It was a cool spring day. A seemingly good day for walking. I left my home with confidence, intending to return before the forecasted evening rain. But when the drops began to fall steadily upon my hooded head, I knew it would be a difficult trek back home. The chilly, wet air created a thick fog inside my glasses and it became impossible to see the road ahead of me. I reluctantly took off my useless spectacles and deposited them safely inside my coat pocket. Without the aid of the strong lenses, my surroundings became blurry and obscure.
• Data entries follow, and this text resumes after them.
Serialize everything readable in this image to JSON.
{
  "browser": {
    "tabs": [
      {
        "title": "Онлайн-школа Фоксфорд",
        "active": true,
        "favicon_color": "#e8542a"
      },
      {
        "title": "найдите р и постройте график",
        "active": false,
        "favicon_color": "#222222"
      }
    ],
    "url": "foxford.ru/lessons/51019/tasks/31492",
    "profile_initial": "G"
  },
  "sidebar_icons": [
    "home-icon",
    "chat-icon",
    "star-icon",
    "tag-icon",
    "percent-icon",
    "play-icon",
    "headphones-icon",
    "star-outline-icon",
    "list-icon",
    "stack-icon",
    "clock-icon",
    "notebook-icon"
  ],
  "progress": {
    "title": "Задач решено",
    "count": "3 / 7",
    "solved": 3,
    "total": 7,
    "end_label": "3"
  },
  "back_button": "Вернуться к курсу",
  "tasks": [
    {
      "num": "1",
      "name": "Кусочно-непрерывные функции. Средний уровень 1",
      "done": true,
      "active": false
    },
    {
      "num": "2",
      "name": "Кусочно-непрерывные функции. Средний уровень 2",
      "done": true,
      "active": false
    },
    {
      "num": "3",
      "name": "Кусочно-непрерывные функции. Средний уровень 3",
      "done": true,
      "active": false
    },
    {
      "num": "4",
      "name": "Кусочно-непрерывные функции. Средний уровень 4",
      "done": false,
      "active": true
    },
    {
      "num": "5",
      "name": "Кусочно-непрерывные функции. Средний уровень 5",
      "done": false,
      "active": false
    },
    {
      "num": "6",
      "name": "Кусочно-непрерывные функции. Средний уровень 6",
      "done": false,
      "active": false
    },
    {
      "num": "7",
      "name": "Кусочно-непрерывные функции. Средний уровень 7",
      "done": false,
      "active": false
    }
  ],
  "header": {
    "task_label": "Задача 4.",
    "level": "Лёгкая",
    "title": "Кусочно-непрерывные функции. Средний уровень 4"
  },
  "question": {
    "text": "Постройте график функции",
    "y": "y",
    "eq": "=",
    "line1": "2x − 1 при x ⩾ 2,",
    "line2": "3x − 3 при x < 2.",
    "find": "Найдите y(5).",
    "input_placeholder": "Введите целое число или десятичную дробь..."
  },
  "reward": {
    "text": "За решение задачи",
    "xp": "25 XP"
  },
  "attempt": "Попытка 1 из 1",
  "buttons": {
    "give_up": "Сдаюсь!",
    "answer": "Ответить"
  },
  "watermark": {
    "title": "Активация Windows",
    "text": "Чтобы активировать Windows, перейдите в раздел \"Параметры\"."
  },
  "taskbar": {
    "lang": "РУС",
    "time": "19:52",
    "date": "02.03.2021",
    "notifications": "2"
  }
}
Although I was a fair distance from home, I did not feel concerned. The neighborhoods and woods in my town are familiar territory to me. Walking has become my therapy since double back surgeries did not return me to full spine health, as I had hoped. Without the aid of my glasses, though, the landscape looked a bit different than I was used to. As I emerged from a wooded path en route to home, I realized that in order to really see a budding flower or bush ahead (which is one of the many pleasures of walking) I had to come up very close to it. Even then, I needed to focus my eyes on the plant for a few seconds before it’s authentic beauty became visible. As usual, I could not resist taking many pictures that day. But, without the gift of my eyesight, I didn’t really know how they would turn out. I simply trusted that what I thought I saw up close – the organic beauty of a living organism designed by God – would reveal itself in my photos. It was a small act of faith.
I did make it home safely and it turned out that my photos captured some spectacular images of nature at its finest. “How did that happen?” I wondered. I was practically sightless that day – so how could my photos have turned out so well? The more I thought about it, the more I became frustrated until I caught site of some tiny, beautiful rain droplets on a pine needle photo.
It occurred to me that had I been able to clearly see the path ahead, I would not have bothered to notice the beauty right in front of me – like beautiful droplets of rain on a hearty green pine needle standing tall in a spring rain! Since I could not see distance without my glasses, I had to look at things right in front of me. I could not pass them by – for they were the only things that I could clearly notice that day. It made me think, “How often do I pass by things of beauty, goodness and truth which are right in front of me because I am too busy looking ahead or worrying about tomorrow?” I’m afraid the answer might be, “too often.”
In the Gospel of Matthew, Chapter 6:34, Jesus says, “Therefore do not be anxious about tomorrow, for tomorrow will be anxious for itself. Let the day’s own trouble be sufficient for the day.” I believe that Jesus is telling us that we are not meant to handle the things of today and tomorrow together. He is inviting us to hand over all of our fears about the future to the Lord, trusting that God will take care of things. Life is beautiful one day at a time.
I’m grateful for the experience of walking without sight through the rain storm. It reminded me that I need to trust in the goodness of God EACH day and forfeit all worries about the future. My beautiful Mom also taught me this – but I think I needed a reminder due to the events in life which have sidetracked me like pain and worry about the virus and my family. Mom always said, “You cannot see the road ahead and worrying about it will cause you to miss the beauty of the day – which is right in front of you.” I marveled at her ability to live this way, especially during the uncertainties of cancer treatment. She has a lot to teach us – especially now in the midst of the coronavirus outbreak.
We all face many unknowns with this virus:
- when will it end?
- will I get sick?
- when will the stay at home order be over?
- will we have enough ventilators for the needy?
- will our economy come back quickly?
The list can go on an on. We have no answers to these questions right now. But we do have the knowledge that God is right beside us in the midst of this crisis – he is present in the lives of every health care worker, every grocery worker and every essential worker giving their best for humanity each day. Take a moment to notice and give thanks for these heroic people in our world. And then perhaps take a look right in front of you – at your husband/wife, children, parents or whomever you are caring for right now. They are your beauty of the day – care for them, love them, gaze upon them right now. These days will pass and this time of being able to take a closer look will also end as we know it. Don’t waste it by worrying about tomorrow.